“Wow,” Ford replied, “you're going to have to go an awful long way to find any rocks that big. After all, they used up almost the entire asteroid belt, plus Deimos and Phobos, plus every other big rock they could find this side of Saturn when they terraformed Mars. Almost all of the asteroid belt and a large part of Saturn's rings are already on Mars from their terraforming days.”
“That and most of our carbon,” Washington said. “The damned idiots that ran things before we took over gave it to them. But there are plenty of rocks still left around Saturn,” Washington responded. “We have craft on the way already. It's a matter of Venus' survival!”
“Sir,” general Ford said plaintively, “Don't you think we should make sure the Martians are behind it?”
“Certainly not. The populace is scared and angry and all riled up and we need a scapegoat, a visible enemy. People want revenge. So the Martians are responsible whether or not they're responsible.
“We're running out of room here on Venus,” he added, “and we're taking Mars. We need it. And Earth afterward.”
He apparently and very conveniently forgot that every-one in the southern hemisphere was dead. Washington wasn't content to own a single world, he wanted the entire solar system.
He was annoyed that the troops he'd sent to establish a base on the Earth seemed to have just vanished.
It was ironic that the Amish were worrying about the peaceful “devils” underground when the real threat was two hundred million kilometers away.
A week later, Rula had some bad news for everyone. “We received signals from Venus, and they were hard to decipher, but we did it. We have some big problems. It looks like they may be getting ready to wage war with Mars.”
“Did we get signals from Mars?” Gumal asked.
“Yes, but they weren't aimed at us. They have spacecraft at Lagrange points and the signals were aimed at them. We don't know why they wouldn't answer us, but we think it may be that they're not as technologically developed as we are and simply can't understand us. We're trying again. We need to warn the Martians.”
“Why?” asked Gumal. “We haven't had contact with them for at least a million years. They're surely a completely different species by now.”
“Because of what we heard from intercepted Venusian signals. They plan to exterminate the Martians and take over Mars, and we'll surely be next. We need to contact the Martians and see if we can help. Venus is certainly not going to be friendly, but the Martians may be if we give them a reason to.”
“Where's Rority?” Gumal asked.
“He's working with linguists to try and craft a message the Martians will understand. Meanwhile, we have probes around Venus, and we think the Venusians don't have the technology to detect them.

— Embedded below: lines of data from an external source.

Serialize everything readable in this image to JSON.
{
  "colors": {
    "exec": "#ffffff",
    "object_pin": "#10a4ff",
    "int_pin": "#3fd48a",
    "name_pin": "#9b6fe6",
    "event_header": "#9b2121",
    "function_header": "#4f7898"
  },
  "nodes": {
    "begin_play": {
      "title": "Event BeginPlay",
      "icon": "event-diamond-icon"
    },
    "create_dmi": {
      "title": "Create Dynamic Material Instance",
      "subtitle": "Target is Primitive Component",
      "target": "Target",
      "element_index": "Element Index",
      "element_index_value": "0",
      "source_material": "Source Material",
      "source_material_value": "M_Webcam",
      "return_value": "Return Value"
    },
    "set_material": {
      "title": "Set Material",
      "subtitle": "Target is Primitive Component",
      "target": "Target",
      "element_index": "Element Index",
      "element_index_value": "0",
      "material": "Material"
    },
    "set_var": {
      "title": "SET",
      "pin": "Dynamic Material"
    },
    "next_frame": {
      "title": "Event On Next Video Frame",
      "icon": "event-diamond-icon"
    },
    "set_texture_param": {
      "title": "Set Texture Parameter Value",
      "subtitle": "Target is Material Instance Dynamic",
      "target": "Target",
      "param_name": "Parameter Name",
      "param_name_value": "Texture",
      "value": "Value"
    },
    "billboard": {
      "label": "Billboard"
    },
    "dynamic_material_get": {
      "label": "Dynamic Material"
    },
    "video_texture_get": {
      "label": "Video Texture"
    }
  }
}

“You think things were dire when the supernova hit, it's going to get much worse. Gentlemen and ladies, it's interplanetary war and it's not going to be pretty.”